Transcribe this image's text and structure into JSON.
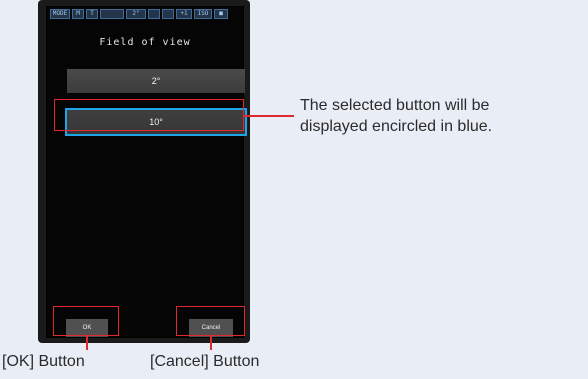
{
  "device": {
    "status_bar": [
      "MODE",
      "M",
      "T",
      "",
      "2°",
      "",
      "",
      "+1",
      "ISO",
      "■"
    ],
    "title": "Field of view",
    "options": [
      "2°",
      "10°"
    ],
    "selected_option": "10°",
    "softkeys": {
      "ok": "OK",
      "cancel": "Cancel"
    }
  },
  "annotations": {
    "selected_note_line1": "The selected button will be",
    "selected_note_line2": "displayed encircled in blue.",
    "ok_label": "[OK] Button",
    "cancel_label": "[Cancel] Button"
  },
  "colors": {
    "highlight_blue": "#1fa4e6",
    "callout_red": "#e0282f"
  }
}
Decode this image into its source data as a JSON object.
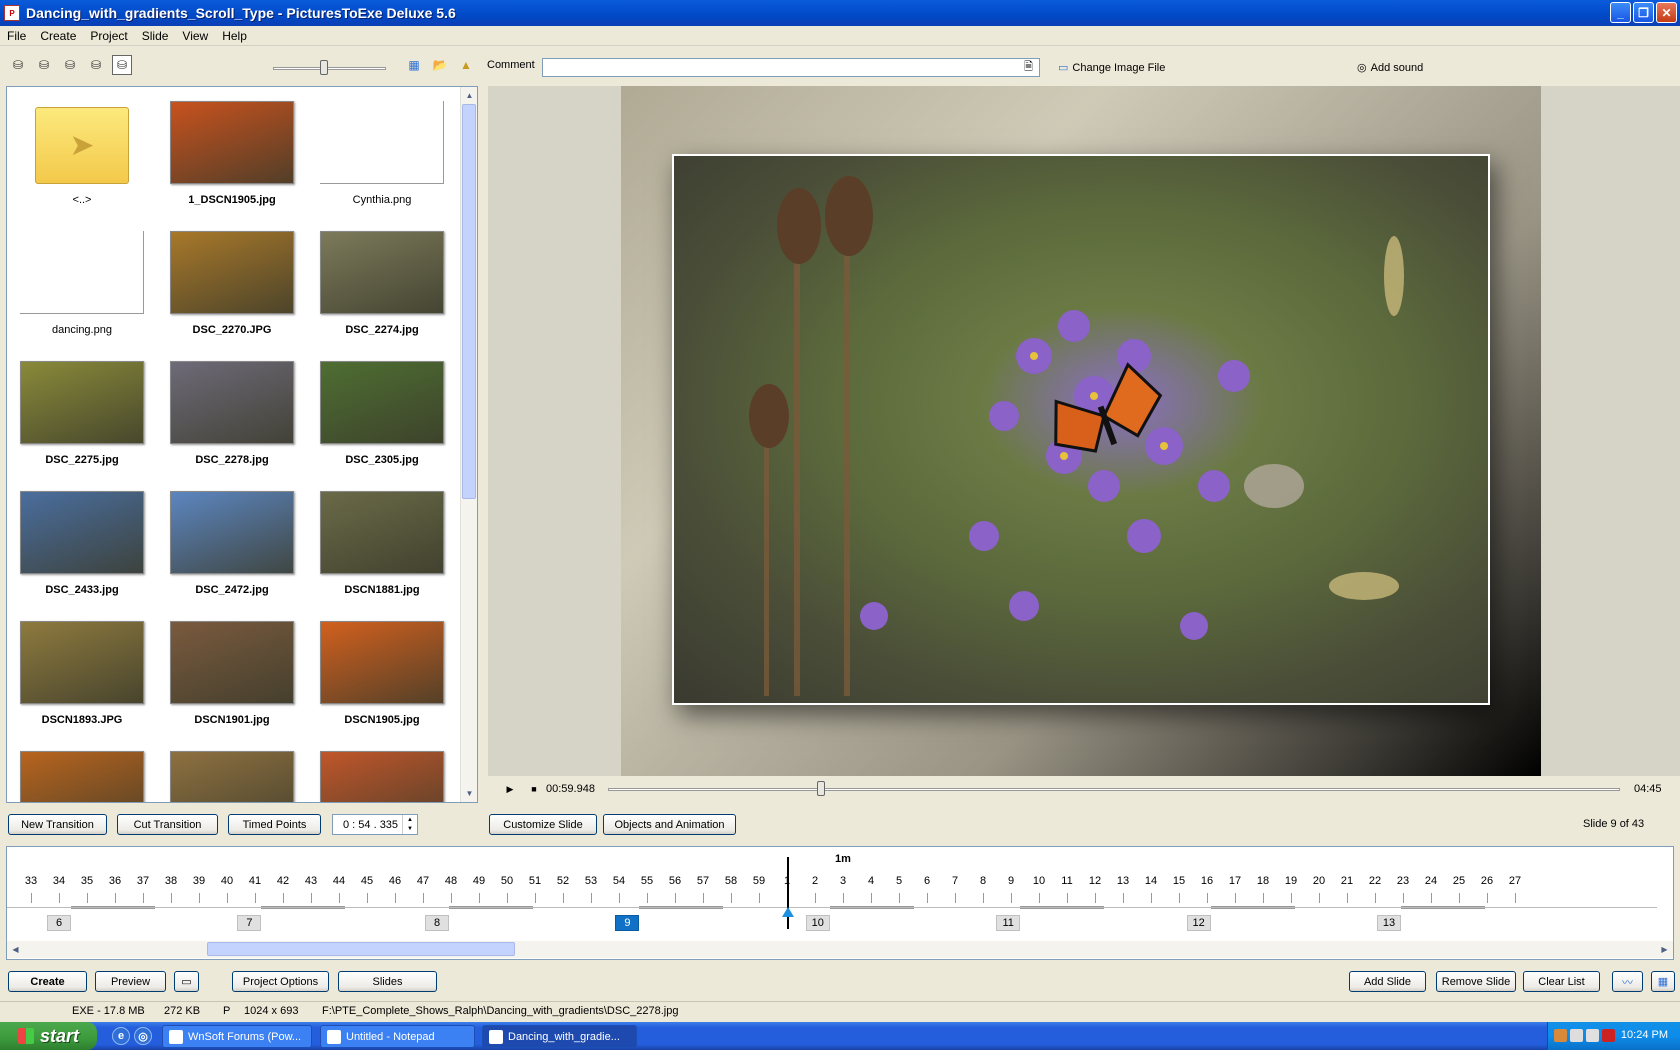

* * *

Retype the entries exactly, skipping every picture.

Answer box:
Transcribe this image's text and structure into JSON.
{
  "device": {
    "status_bar": [
      "MODE",
      "M",
      "T",
      "",
      "2°",
      "",
      "",
      "+1",
      "ISO",
      "■"
    ],
    "title": "Field of view",
    "options": [
      "2°",
      "10°"
    ],
    "selected_option": "10°",
    "softkeys": {
      "ok": "OK",
      "cancel": "Cancel"
    }
  },
  "annotations": {
    "selected_note_line1": "The selected button will be",
    "selected_note_line2": "displayed encircled in blue.",
    "ok_label": "[OK] Button",
    "cancel_label": "[Cancel] Button"
  },
  "colors": {
    "highlight_blue": "#1fa4e6",
    "callout_red": "#e0282f"
  }
}
Decode this image into its source data as a JSON object.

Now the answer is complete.